I first became acquainted with tags somewhat in the reverse way that the 23 things on a stick recommends it. One time I decided to upload a video on YouTube. When I finally manage to successfully upload it, it asked me to tag my video. At first I did not know what they were talking about. Then I realized that YouTube was asking me to highlight the words that would link a user to my video. It was basically telling me to define the subject of my video using the most representative words, not sentences, not paragraphs, single words. The idea, I understood at the time, was to imagine that other people were searching for information that I thought my video was part of. If I wanted my video to be found by other people, I had to imagine people entering information on their browser that would describe my video.

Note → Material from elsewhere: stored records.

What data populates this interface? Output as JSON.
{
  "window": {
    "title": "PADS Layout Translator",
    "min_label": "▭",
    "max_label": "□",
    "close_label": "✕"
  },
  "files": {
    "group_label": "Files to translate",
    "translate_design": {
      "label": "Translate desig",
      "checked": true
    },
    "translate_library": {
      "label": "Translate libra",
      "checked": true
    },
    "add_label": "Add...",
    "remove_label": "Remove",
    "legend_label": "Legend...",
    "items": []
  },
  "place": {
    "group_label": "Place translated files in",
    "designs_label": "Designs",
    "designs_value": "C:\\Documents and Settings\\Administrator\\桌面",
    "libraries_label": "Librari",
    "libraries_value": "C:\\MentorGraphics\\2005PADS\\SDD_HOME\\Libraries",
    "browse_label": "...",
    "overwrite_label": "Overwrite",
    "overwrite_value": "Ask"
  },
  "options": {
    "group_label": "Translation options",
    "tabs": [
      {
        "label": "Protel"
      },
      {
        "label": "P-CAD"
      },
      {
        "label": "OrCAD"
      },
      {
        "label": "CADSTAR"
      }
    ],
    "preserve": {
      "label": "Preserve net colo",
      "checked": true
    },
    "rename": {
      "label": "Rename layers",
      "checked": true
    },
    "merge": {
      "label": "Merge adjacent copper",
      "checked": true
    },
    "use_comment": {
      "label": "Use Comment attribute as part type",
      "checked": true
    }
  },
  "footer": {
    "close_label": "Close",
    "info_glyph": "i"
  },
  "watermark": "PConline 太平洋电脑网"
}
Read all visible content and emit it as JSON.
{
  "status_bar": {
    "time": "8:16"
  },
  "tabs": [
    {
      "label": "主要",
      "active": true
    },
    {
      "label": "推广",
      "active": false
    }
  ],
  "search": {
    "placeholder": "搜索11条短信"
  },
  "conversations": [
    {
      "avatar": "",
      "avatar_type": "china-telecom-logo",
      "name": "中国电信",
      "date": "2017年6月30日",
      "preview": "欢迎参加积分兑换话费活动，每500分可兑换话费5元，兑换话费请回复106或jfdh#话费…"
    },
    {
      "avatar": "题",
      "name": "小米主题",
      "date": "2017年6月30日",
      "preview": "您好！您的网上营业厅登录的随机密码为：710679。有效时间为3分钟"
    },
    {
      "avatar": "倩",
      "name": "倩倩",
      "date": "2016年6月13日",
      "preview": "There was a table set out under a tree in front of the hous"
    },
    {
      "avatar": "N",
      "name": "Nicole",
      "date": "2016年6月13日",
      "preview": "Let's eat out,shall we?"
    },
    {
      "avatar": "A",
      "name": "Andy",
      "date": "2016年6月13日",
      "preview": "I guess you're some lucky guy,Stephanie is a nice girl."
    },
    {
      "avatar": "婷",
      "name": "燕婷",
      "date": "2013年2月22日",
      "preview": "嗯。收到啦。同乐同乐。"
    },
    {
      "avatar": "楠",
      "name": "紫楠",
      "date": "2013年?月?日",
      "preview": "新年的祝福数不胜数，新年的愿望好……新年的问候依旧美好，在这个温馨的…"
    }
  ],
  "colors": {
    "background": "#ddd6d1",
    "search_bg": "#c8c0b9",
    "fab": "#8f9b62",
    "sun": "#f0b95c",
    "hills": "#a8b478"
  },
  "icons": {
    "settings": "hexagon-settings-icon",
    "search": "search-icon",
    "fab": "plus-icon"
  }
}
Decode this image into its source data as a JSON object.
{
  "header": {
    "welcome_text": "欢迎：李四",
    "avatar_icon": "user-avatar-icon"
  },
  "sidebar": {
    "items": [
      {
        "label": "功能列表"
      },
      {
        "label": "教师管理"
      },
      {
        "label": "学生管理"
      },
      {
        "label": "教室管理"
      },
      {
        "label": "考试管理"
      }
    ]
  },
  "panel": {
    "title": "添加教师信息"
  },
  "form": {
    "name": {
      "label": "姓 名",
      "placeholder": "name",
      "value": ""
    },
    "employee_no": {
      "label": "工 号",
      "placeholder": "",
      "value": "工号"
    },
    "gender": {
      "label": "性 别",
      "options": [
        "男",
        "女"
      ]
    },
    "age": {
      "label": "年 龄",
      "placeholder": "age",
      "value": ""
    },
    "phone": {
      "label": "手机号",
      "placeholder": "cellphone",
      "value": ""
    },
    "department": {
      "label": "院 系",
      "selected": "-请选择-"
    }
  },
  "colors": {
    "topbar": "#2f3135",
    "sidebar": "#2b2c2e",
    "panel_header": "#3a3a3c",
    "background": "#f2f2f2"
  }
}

Whith this in mind, I chose the single words that I thought those looking for the information in my video would type. Choosing single words that would describe the subject of my video was very hard, but carefully chosen words or tags can mean success or failure in the Internet environment.
Just now, I signed up for a del.icio.us account. I believe that, even on the early days of the Internet, many people though it would be a pretty good idea to be able to categorize their favorite website using terms, or tags, individual to them that would tell them what a website was about, instead of memorizing URL's that made little or no sense to the user. A URL gives very little information about what a website is, but if the user defined him/herself what a website was about, based on his or her own perception, and could categorize a collection of sites based on the user's perception of a website, it would simplify bookmarking. Del.icio.us does just that.